Cell Lines

All articles reporting on research involving cell lines that are published in TSP journals must state the origin of the lines in the Methods section. For established cell lines, the provenance should be stated and references provided to either a published paper or to a commercial source. If previously unpublished de novo cell lines were used, including any acquired from another laboratory, the authors of the article must supply details regarding the necessary approval from an institutional review board or ethics committee, as well as confirmation of written informed consent in the case of human cell lines.

Research Involving Plants

Experimental research on plants (cultivated and wild), including the collection of plant materials, must be conducted in compliance with applicable institutional, national, and international guidelines. We therefore recommend that authors consult the Convention on Biological Diversity as well as the Convention on the Trade in Endangered Species of Wild Fauna and Flora.


Clinical Study Reporting Guidelines

For articles in the life sciences, standards of reporting guidelines have been devised to help authors ensure that they have provided a comprehensive description of their research, making it easier for others to assess and reproduce the work;

When reporting clinical studies, authors are encouraged to follow the reporting guidelines listed below:

Randomized trials (CONSORT)

Observational studies (STROBE)

Systematic reviews (PRISMA)

Case reports (CARE)

Qualitative research (SRQR

Diagnostic / prognostic studies (STARD)

Quality improvement studies (SQUIRE)
Economic evaluations (
Animal pre-clinical studies (

Study protocols (SPIRIT)

Clinical practice guidelines (AGREE)

Editorial Decision

The decision regarding publication may take one of four forms.

  • Accept 

  • The paper is in principle accepted based on the reviewers’ comments.

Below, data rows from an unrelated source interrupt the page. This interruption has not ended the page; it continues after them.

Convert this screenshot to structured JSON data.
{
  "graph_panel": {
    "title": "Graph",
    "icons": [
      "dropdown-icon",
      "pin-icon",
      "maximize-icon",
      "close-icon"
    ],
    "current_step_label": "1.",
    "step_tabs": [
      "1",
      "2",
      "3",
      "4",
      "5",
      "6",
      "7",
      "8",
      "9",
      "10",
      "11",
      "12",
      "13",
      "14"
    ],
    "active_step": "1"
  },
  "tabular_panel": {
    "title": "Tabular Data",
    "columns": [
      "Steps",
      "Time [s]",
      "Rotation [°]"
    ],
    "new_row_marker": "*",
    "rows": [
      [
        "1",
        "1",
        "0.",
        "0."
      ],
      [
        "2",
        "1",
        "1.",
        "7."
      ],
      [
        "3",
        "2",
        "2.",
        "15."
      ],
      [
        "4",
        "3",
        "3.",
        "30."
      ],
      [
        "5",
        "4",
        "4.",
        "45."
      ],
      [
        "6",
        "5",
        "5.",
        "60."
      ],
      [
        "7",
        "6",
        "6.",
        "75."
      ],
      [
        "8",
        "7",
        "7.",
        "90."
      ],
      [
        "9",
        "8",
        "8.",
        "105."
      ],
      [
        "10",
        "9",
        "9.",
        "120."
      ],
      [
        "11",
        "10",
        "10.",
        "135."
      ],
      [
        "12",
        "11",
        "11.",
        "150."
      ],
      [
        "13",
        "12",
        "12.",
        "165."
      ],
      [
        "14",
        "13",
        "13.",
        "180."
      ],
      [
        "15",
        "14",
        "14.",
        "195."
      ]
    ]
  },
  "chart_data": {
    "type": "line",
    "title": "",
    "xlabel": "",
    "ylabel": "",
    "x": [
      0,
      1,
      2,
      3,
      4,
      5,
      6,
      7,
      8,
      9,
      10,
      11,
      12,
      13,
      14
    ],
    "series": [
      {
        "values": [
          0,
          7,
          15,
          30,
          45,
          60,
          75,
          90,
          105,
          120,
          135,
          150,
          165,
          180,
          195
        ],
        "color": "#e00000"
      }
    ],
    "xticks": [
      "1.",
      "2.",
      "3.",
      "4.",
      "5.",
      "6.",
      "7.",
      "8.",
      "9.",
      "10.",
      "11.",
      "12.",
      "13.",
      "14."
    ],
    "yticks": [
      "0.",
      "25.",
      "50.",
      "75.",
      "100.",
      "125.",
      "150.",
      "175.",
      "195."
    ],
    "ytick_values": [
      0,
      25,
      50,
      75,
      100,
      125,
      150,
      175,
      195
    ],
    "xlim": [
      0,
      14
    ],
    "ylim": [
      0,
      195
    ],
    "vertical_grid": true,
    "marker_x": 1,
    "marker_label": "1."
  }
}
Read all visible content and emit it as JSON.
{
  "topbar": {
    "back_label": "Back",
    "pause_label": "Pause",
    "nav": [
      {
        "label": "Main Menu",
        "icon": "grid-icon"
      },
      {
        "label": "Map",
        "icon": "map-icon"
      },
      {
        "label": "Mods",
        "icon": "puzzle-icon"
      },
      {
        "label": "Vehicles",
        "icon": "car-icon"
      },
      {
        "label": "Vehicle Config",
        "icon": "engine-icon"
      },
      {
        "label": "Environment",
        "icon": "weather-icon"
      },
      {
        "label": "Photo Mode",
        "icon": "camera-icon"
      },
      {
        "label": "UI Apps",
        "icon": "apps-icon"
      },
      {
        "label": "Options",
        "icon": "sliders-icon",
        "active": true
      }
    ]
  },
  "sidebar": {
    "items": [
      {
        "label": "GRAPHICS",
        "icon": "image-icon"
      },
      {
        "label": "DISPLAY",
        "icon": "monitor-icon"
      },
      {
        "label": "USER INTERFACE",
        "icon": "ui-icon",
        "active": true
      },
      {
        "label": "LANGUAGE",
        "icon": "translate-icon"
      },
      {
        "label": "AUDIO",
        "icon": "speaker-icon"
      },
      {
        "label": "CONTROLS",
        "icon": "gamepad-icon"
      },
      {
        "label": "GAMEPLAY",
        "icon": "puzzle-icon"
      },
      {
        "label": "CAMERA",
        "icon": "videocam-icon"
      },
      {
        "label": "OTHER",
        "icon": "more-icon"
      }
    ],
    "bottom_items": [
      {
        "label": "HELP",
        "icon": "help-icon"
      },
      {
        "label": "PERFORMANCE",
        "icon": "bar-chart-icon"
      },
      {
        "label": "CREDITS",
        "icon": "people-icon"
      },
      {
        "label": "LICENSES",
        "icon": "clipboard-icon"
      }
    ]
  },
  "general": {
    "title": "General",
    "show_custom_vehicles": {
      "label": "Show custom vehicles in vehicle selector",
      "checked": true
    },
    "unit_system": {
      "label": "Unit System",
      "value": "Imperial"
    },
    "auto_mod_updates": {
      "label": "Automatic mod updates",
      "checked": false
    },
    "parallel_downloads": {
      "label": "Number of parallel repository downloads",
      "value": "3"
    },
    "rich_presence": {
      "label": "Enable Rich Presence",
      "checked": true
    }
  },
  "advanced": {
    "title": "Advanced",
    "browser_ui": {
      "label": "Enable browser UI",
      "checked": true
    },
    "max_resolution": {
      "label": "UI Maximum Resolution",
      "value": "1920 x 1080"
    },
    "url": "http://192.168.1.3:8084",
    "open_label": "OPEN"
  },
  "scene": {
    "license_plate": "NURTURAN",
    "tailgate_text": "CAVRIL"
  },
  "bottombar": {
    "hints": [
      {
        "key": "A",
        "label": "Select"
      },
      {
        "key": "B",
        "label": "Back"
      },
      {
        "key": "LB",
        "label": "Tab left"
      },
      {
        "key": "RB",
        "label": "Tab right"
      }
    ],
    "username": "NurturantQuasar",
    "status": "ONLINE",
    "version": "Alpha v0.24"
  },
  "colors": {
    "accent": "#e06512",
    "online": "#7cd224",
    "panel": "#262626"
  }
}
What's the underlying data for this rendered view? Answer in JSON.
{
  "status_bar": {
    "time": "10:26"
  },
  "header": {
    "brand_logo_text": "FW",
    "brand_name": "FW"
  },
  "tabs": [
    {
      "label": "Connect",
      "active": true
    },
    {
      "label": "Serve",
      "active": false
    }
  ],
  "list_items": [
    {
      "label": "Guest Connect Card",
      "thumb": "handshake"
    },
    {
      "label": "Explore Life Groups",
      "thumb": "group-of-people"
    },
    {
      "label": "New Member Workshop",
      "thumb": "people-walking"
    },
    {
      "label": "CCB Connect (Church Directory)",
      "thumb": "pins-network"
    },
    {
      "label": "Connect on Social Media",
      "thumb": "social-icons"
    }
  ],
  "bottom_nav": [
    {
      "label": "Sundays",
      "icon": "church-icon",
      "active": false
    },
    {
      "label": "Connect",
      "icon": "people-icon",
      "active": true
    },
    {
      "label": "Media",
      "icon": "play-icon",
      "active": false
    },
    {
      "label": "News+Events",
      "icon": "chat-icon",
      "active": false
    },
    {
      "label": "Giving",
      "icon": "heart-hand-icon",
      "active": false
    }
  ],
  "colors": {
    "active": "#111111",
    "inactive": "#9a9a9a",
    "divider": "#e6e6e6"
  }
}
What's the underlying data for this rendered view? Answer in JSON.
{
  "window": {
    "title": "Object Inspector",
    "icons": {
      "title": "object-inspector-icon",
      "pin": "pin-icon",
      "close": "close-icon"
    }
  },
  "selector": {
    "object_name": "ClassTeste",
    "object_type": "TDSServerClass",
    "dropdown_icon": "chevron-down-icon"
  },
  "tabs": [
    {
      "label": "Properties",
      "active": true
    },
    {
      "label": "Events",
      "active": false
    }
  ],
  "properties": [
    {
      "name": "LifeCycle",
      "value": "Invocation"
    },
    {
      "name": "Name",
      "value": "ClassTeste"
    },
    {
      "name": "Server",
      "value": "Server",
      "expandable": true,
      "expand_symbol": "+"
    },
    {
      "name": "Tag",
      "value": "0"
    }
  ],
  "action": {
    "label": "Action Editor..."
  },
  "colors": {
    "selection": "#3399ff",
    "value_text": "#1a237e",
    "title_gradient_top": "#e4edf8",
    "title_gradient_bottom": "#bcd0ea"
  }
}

The decision to publish is not based solely on the scientific validity of an article’s content but may also take into account such considerations as its extent and importance.

  • Minor revisions 

  • The paper is to be accepted after it has undergone minor revisions specified in the reviewers’ comments. In this situation, authors have five days to complete the minor revisions along with point-by-point responses to the comments or to provide a rebuttal letter.

  • Major revisions 

  • The paper may be accepted provided that it is thoroughly revised. In this case as well, the authors must provide a point-by-point response or rebuttal to the comments, and the revised version is sent to the same reviewer for further comment.

  • Decline

  • Articles are rejected without the possibility of acceptance after revision when they are found to suffer from serious flaws and/or to make no substantial original contribution to the scholarship.

Decisions are communicated to the corresponding author in a formal letter, along with reviewer feedback and any other requirements from the journal office


In the cases in which revisions are called for, then, authors are expected to provide point-by-point responses to the reviewers’ comments, especially in those instances in which they disagree with the comments. Usually author(s) will have a certain long time to resubmit the revised manuscript for both a major or a minor revision. In most cases, the revised manuscript is re-assigned to the original Editor(s). The editor(s) may make a new decision based on their own assessment of the revised manuscript and your response to reviewers, or request a new round of peer-review.

Transferring to Other Journals

Authors can request that submissions (with referee reports, if relevant) rejected from one TSP journal be transferred to another TSP journal for further consideration there. Manuscripts will never be transferred between the journals without an author’s consent. We trust that reviewers for any TSP journal are willing to have their reviews considered by the editors of another TSP journal.